### Aim of the exercise
Please copy each line of the listing below in which the word "Income" appears.

### Available data

========

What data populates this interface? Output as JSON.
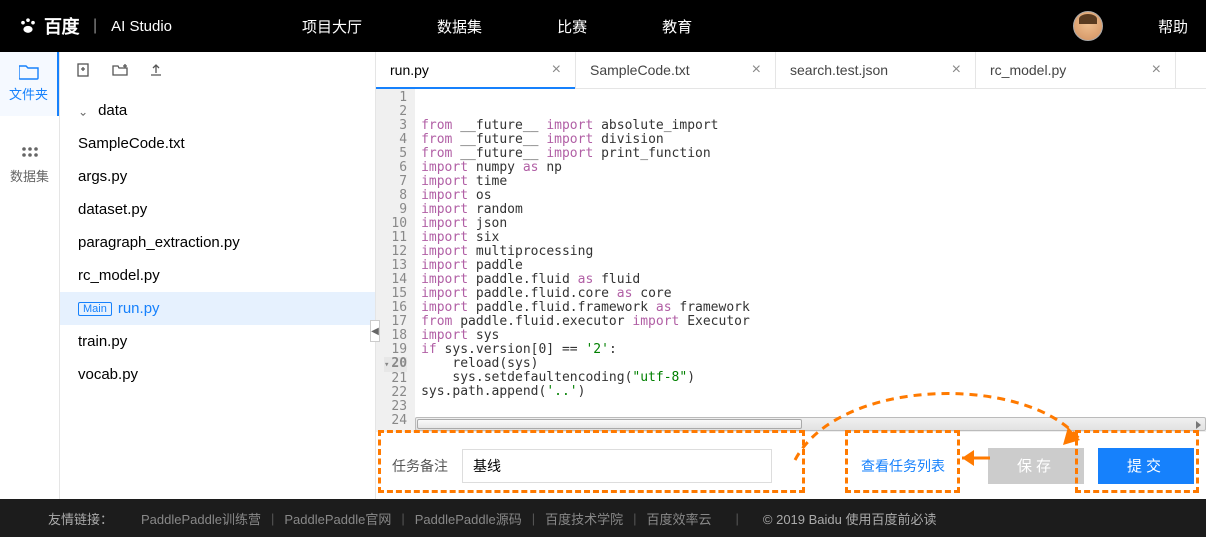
{
  "header": {
    "brand_main": "百度",
    "brand_sub": "AI Studio",
    "nav": [
      "项目大厅",
      "数据集",
      "比赛",
      "教育"
    ],
    "help": "帮助"
  },
  "left_tabs": {
    "files": "文件夹",
    "datasets": "数据集"
  },
  "tree": {
    "folder": "data",
    "items": [
      "SampleCode.txt",
      "args.py",
      "dataset.py",
      "paragraph_extraction.py",
      "rc_model.py",
      "run.py",
      "train.py",
      "vocab.py"
    ],
    "main_badge": "Main",
    "selected": "run.py"
  },
  "tabs": [
    {
      "label": "run.py",
      "active": true
    },
    {
      "label": "SampleCode.txt",
      "active": false
    },
    {
      "label": "search.test.json",
      "active": false
    },
    {
      "label": "rc_model.py",
      "active": false
    }
  ],
  "code_lines": [
    [
      [
        "kw",
        "from"
      ],
      [
        "",
        " __future__ "
      ],
      [
        "kw",
        "import"
      ],
      [
        "",
        " absolute_import"
      ]
    ],
    [
      [
        "kw",
        "from"
      ],
      [
        "",
        " __future__ "
      ],
      [
        "kw",
        "import"
      ],
      [
        "",
        " division"
      ]
    ],
    [
      [
        "kw",
        "from"
      ],
      [
        "",
        " __future__ "
      ],
      [
        "kw",
        "import"
      ],
      [
        "",
        " print_function"
      ]
    ],
    [
      [
        "",
        ""
      ]
    ],
    [
      [
        "kw",
        "import"
      ],
      [
        "",
        " numpy "
      ],
      [
        "kw",
        "as"
      ],
      [
        "",
        " np"
      ]
    ],
    [
      [
        "kw",
        "import"
      ],
      [
        "",
        " time"
      ]
    ],
    [
      [
        "kw",
        "import"
      ],
      [
        "",
        " os"
      ]
    ],
    [
      [
        "kw",
        "import"
      ],
      [
        "",
        " random"
      ]
    ],
    [
      [
        "kw",
        "import"
      ],
      [
        "",
        " json"
      ]
    ],
    [
      [
        "kw",
        "import"
      ],
      [
        "",
        " six"
      ]
    ],
    [
      [
        "kw",
        "import"
      ],
      [
        "",
        " multiprocessing"
      ]
    ],
    [
      [
        "",
        ""
      ]
    ],
    [
      [
        "kw",
        "import"
      ],
      [
        "",
        " paddle"
      ]
    ],
    [
      [
        "kw",
        "import"
      ],
      [
        "",
        " paddle.fluid "
      ],
      [
        "kw",
        "as"
      ],
      [
        "",
        " fluid"
      ]
    ],
    [
      [
        "kw",
        "import"
      ],
      [
        "",
        " paddle.fluid.core "
      ],
      [
        "kw",
        "as"
      ],
      [
        "",
        " core"
      ]
    ],
    [
      [
        "kw",
        "import"
      ],
      [
        "",
        " paddle.fluid.framework "
      ],
      [
        "kw",
        "as"
      ],
      [
        "",
        " framework"
      ]
    ],
    [
      [
        "kw",
        "from"
      ],
      [
        "",
        " paddle.fluid.executor "
      ],
      [
        "kw",
        "import"
      ],
      [
        "",
        " Executor"
      ]
    ],
    [
      [
        "",
        ""
      ]
    ],
    [
      [
        "kw",
        "import"
      ],
      [
        "",
        " sys"
      ]
    ],
    [
      [
        "kw",
        "if"
      ],
      [
        "",
        " sys.version[0] == "
      ],
      [
        "str",
        "'2'"
      ],
      [
        "",
        ":"
      ]
    ],
    [
      [
        "",
        "    reload(sys)"
      ]
    ],
    [
      [
        "",
        "    sys.setdefaultencoding("
      ],
      [
        "str",
        "\"utf-8\""
      ],
      [
        "",
        ")"
      ]
    ],
    [
      [
        "",
        "sys.path.append("
      ],
      [
        "str",
        "'..'"
      ],
      [
        "",
        ")"
      ]
    ],
    [
      [
        "",
        ""
      ]
    ]
  ],
  "current_line": 20,
  "action": {
    "task_label": "任务备注",
    "task_value": "基线",
    "view_list": "查看任务列表",
    "save": "保存",
    "submit": "提交"
  },
  "footer": {
    "label": "友情链接：",
    "links": [
      "PaddlePaddle训练营",
      "PaddlePaddle官网",
      "PaddlePaddle源码",
      "百度技术学院",
      "百度效率云"
    ],
    "copyright": "© 2019 Baidu 使用百度前必读"
  }
}
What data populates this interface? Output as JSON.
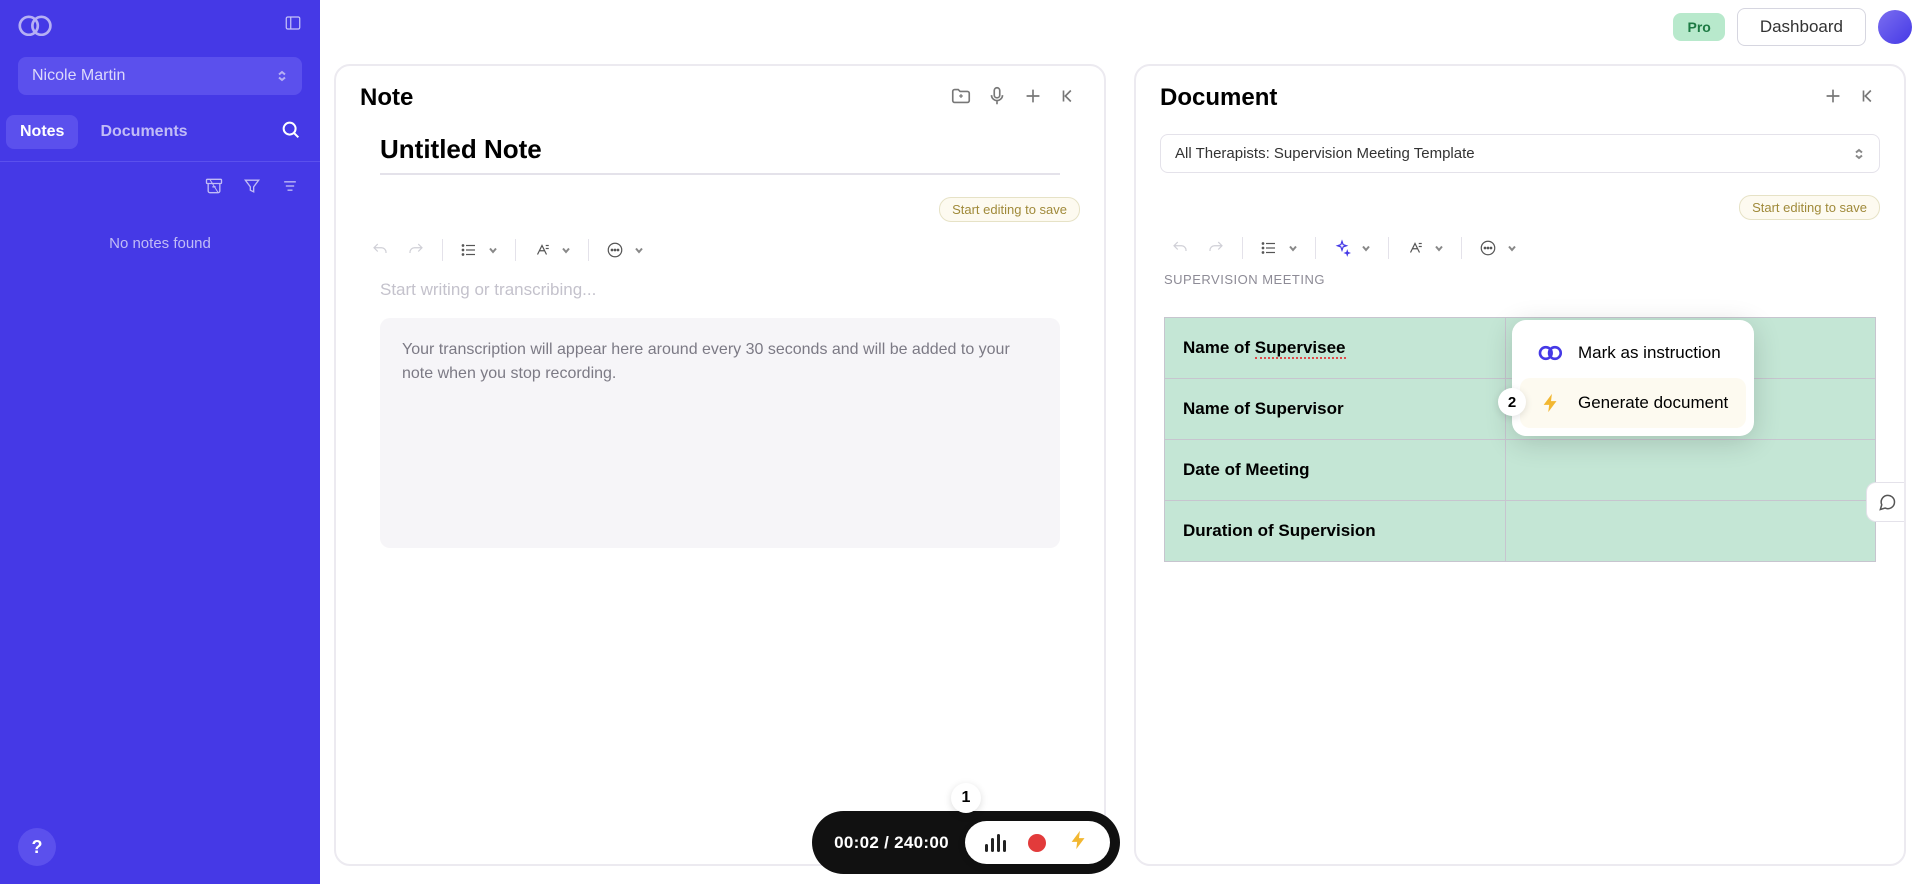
{
  "sidebar": {
    "patient": "Nicole Martin",
    "tabs": {
      "notes": "Notes",
      "documents": "Documents"
    },
    "empty": "No notes found",
    "help": "?"
  },
  "topbar": {
    "pro": "Pro",
    "dashboard": "Dashboard"
  },
  "note_panel": {
    "title": "Note",
    "note_title": "Untitled Note",
    "save_hint": "Start editing to save",
    "placeholder": "Start writing or transcribing...",
    "transcription_hint": "Your transcription will appear here around every 30 seconds and will be added to your note when you stop recording."
  },
  "doc_panel": {
    "title": "Document",
    "template": "All Therapists: Supervision Meeting Template",
    "save_hint": "Start editing to save",
    "section_label": "SUPERVISION MEETING",
    "rows": [
      {
        "label_pre": "Name of ",
        "label_u": "Supervisee"
      },
      {
        "label": "Name of Supervisor"
      },
      {
        "label": "Date of Meeting"
      },
      {
        "label": "Duration of Supervision"
      }
    ]
  },
  "popup": {
    "badge": "2",
    "item1": "Mark as instruction",
    "item2": "Generate document"
  },
  "recorder": {
    "badge": "1",
    "time": "00:02 / 240:00"
  }
}
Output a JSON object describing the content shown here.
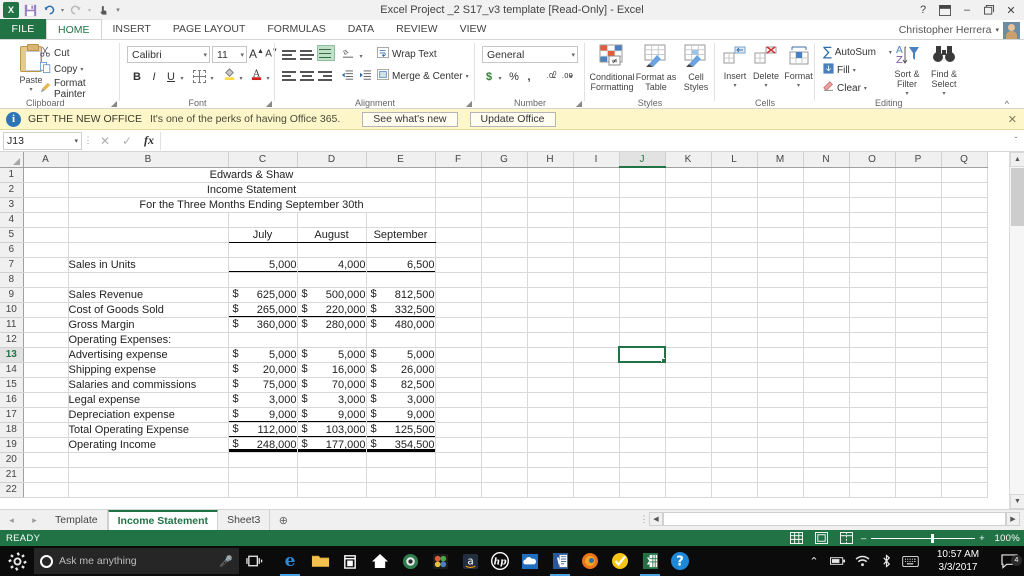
{
  "window": {
    "title": "Excel Project _2 S17_v3 template  [Read-Only] - Excel",
    "help_icon": "?",
    "ribbon_display_icon": "ribbon-display-options",
    "minimize_icon": "–",
    "restore_icon": "restore",
    "close_icon": "✕",
    "app_logo": "excel-logo"
  },
  "quick_access": {
    "save_icon": "save-icon",
    "undo_icon": "undo-icon",
    "redo_icon": "redo-icon",
    "touch_icon": "touch-mode-icon",
    "customize_icon": "customize-qat-icon"
  },
  "ribbon_tabs": [
    {
      "label": "FILE",
      "active": false,
      "is_file": true
    },
    {
      "label": "HOME",
      "active": true
    },
    {
      "label": "INSERT",
      "active": false
    },
    {
      "label": "PAGE LAYOUT",
      "active": false
    },
    {
      "label": "FORMULAS",
      "active": false
    },
    {
      "label": "DATA",
      "active": false
    },
    {
      "label": "REVIEW",
      "active": false
    },
    {
      "label": "VIEW",
      "active": false
    }
  ],
  "account": {
    "user_name": "Christopher Herrera",
    "dropdown_icon": "▾"
  },
  "ribbon": {
    "clipboard": {
      "label": "Clipboard",
      "paste": "Paste",
      "cut": "Cut",
      "copy": "Copy",
      "format_painter": "Format Painter",
      "dialog_launcher": "dialog-launcher"
    },
    "font": {
      "label": "Font",
      "font_name": "Calibri",
      "font_size": "11",
      "grow_font": "A",
      "shrink_font": "A",
      "bold": "B",
      "italic": "I",
      "underline": "U",
      "borders_icon": "borders-icon",
      "fill_color_icon": "fill-color-icon",
      "font_color_icon": "font-color-icon",
      "dialog_launcher": "dialog-launcher"
    },
    "alignment": {
      "label": "Alignment",
      "wrap_text": "Wrap Text",
      "merge_center": "Merge & Center",
      "orientation_icon": "orientation-icon",
      "decrease_indent_icon": "decrease-indent-icon",
      "increase_indent_icon": "increase-indent-icon",
      "dialog_launcher": "dialog-launcher"
    },
    "number": {
      "label": "Number",
      "format": "General",
      "accounting": "$",
      "percent": "%",
      "comma": ",",
      "increase_decimal": "increase-decimal",
      "decrease_decimal": "decrease-decimal",
      "dialog_launcher": "dialog-launcher"
    },
    "styles": {
      "label": "Styles",
      "conditional_formatting": "Conditional\nFormatting",
      "conditional_formatting_l1": "Conditional",
      "conditional_formatting_l2": "Formatting",
      "format_as_table_l1": "Format as",
      "format_as_table_l2": "Table",
      "cell_styles_l1": "Cell",
      "cell_styles_l2": "Styles"
    },
    "cells": {
      "label": "Cells",
      "insert": "Insert",
      "delete": "Delete",
      "format": "Format"
    },
    "editing": {
      "label": "Editing",
      "autosum": "AutoSum",
      "fill": "Fill",
      "clear": "Clear",
      "sort_filter_l1": "Sort &",
      "sort_filter_l2": "Filter",
      "find_select_l1": "Find &",
      "find_select_l2": "Select",
      "collapse_ribbon_icon": "collapse-ribbon-icon"
    }
  },
  "message_bar": {
    "icon": "info-icon",
    "headline": "GET THE NEW OFFICE",
    "text": "It's one of the perks of having Office 365.",
    "button_1": "See what's new",
    "button_2": "Update Office",
    "close": "✕"
  },
  "formula_bar": {
    "name_box": "J13",
    "cancel_icon": "✕",
    "enter_icon": "✓",
    "insert_function_icon": "fx",
    "formula_value": "",
    "expand_icon": "ˇ"
  },
  "grid": {
    "columns": [
      "A",
      "B",
      "C",
      "D",
      "E",
      "F",
      "G",
      "H",
      "I",
      "J",
      "K",
      "L",
      "M",
      "N",
      "O",
      "P",
      "Q"
    ],
    "selected_column": "J",
    "selected_row": 13,
    "selected_cell": "J13",
    "rows": [
      {
        "n": 1,
        "B": "Edwards & Shaw",
        "merged": true
      },
      {
        "n": 2,
        "B": "Income Statement",
        "merged": true
      },
      {
        "n": 3,
        "B": "For the Three Months Ending September 30th",
        "merged": true
      },
      {
        "n": 4,
        "B": "",
        "C": "",
        "D": "",
        "E": ""
      },
      {
        "n": 5,
        "B": "",
        "C": "July",
        "D": "August",
        "E": "September",
        "style": "header"
      },
      {
        "n": 6,
        "B": "",
        "C": "",
        "D": "",
        "E": ""
      },
      {
        "n": 7,
        "B": "Sales in Units",
        "C": "5,000",
        "D": "4,000",
        "E": "6,500",
        "style": "units"
      },
      {
        "n": 8,
        "B": "",
        "C": "",
        "D": "",
        "E": ""
      },
      {
        "n": 9,
        "B": "Sales Revenue",
        "C": "625,000",
        "D": "500,000",
        "E": "812,500",
        "cur": true
      },
      {
        "n": 10,
        "B": "Cost of Goods Sold",
        "C": "265,000",
        "D": "220,000",
        "E": "332,500",
        "cur": true,
        "style": "underline"
      },
      {
        "n": 11,
        "B": "Gross Margin",
        "C": "360,000",
        "D": "280,000",
        "E": "480,000",
        "cur": true
      },
      {
        "n": 12,
        "B": "Operating Expenses:",
        "C": "",
        "D": "",
        "E": ""
      },
      {
        "n": 13,
        "B": "Advertising expense",
        "C": "5,000",
        "D": "5,000",
        "E": "5,000",
        "cur": true,
        "indent": true
      },
      {
        "n": 14,
        "B": "Shipping expense",
        "C": "20,000",
        "D": "16,000",
        "E": "26,000",
        "cur": true,
        "indent": true
      },
      {
        "n": 15,
        "B": "Salaries and commissions",
        "C": "75,000",
        "D": "70,000",
        "E": "82,500",
        "cur": true,
        "indent": true
      },
      {
        "n": 16,
        "B": "Legal expense",
        "C": "3,000",
        "D": "3,000",
        "E": "3,000",
        "cur": true,
        "indent": true
      },
      {
        "n": 17,
        "B": "Depreciation expense",
        "C": "9,000",
        "D": "9,000",
        "E": "9,000",
        "cur": true,
        "indent": true,
        "style": "underline"
      },
      {
        "n": 18,
        "B": "Total Operating Expense",
        "C": "112,000",
        "D": "103,000",
        "E": "125,500",
        "cur": true,
        "style": "underline"
      },
      {
        "n": 19,
        "B": "Operating Income",
        "C": "248,000",
        "D": "177,000",
        "E": "354,500",
        "cur": true,
        "style": "double"
      },
      {
        "n": 20,
        "B": "",
        "C": "",
        "D": "",
        "E": ""
      },
      {
        "n": 21,
        "B": "",
        "C": "",
        "D": "",
        "E": ""
      },
      {
        "n": 22,
        "B": "",
        "C": "",
        "D": "",
        "E": ""
      }
    ],
    "currency_symbol": "$"
  },
  "sheet_tabs": {
    "prev_icon": "◂",
    "next_icon": "▸",
    "tabs": [
      {
        "label": "Template",
        "active": false
      },
      {
        "label": "Income Statement",
        "active": true
      },
      {
        "label": "Sheet3",
        "active": false
      }
    ],
    "add_sheet_icon": "⊕"
  },
  "status_bar": {
    "mode": "READY",
    "view_normal_icon": "normal-view-icon",
    "view_pagelayout_icon": "page-layout-view-icon",
    "view_pagebreak_icon": "page-break-preview-icon",
    "zoom_out": "–",
    "zoom_in": "+",
    "zoom_value": "100%"
  },
  "taskbar": {
    "start_icon": "windows-start-icon",
    "search_placeholder": "Ask me anything",
    "mic_icon": "microphone-icon",
    "task_view_icon": "task-view-icon",
    "apps": [
      {
        "name": "edge-icon",
        "glyph": "e",
        "color": "#2b8ad8",
        "running": true
      },
      {
        "name": "file-explorer-icon",
        "glyph": "▬",
        "color": "#f2c14e",
        "running": false
      },
      {
        "name": "microsoft-store-icon",
        "glyph": "⊞",
        "color": "#ffffff",
        "running": false
      },
      {
        "name": "home-icon",
        "glyph": "⌂",
        "color": "#ffffff",
        "running": false
      },
      {
        "name": "camera-app-icon",
        "glyph": "◉",
        "color": "#2e7d32",
        "running": false
      },
      {
        "name": "puzzle-app-icon",
        "glyph": "❖",
        "color": "#e05c3a",
        "running": false
      },
      {
        "name": "amazon-icon",
        "glyph": "a",
        "color": "#ffffff",
        "running": false
      },
      {
        "name": "hp-icon",
        "glyph": "hp",
        "color": "#ffffff",
        "running": false
      },
      {
        "name": "onedrive-icon",
        "glyph": "☁",
        "color": "#ffffff",
        "running": false
      },
      {
        "name": "word-icon",
        "glyph": "W",
        "color": "#ffffff",
        "running": true
      },
      {
        "name": "firefox-icon",
        "glyph": "●",
        "color": "#e8741e",
        "running": false
      },
      {
        "name": "norton-icon",
        "glyph": "✔",
        "color": "#f5c518",
        "running": false
      },
      {
        "name": "excel-icon",
        "glyph": "X",
        "color": "#ffffff",
        "running": true
      },
      {
        "name": "help-icon",
        "glyph": "?",
        "color": "#ffffff",
        "running": false
      }
    ],
    "tray": {
      "show_hidden_icon": "⌃",
      "battery_icon": "battery-icon",
      "wifi_icon": "wifi-icon",
      "bluetooth_icon": "bluetooth-icon",
      "keyboard_icon": "keyboard-icon",
      "time": "10:57 AM",
      "date": "3/3/2017",
      "action_center_icon": "action-center-icon",
      "notification_count": "4"
    }
  }
}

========

### Completed task
        "B": "Income Statement",
        "B": "Operating Income",
        "label": "Income Statement",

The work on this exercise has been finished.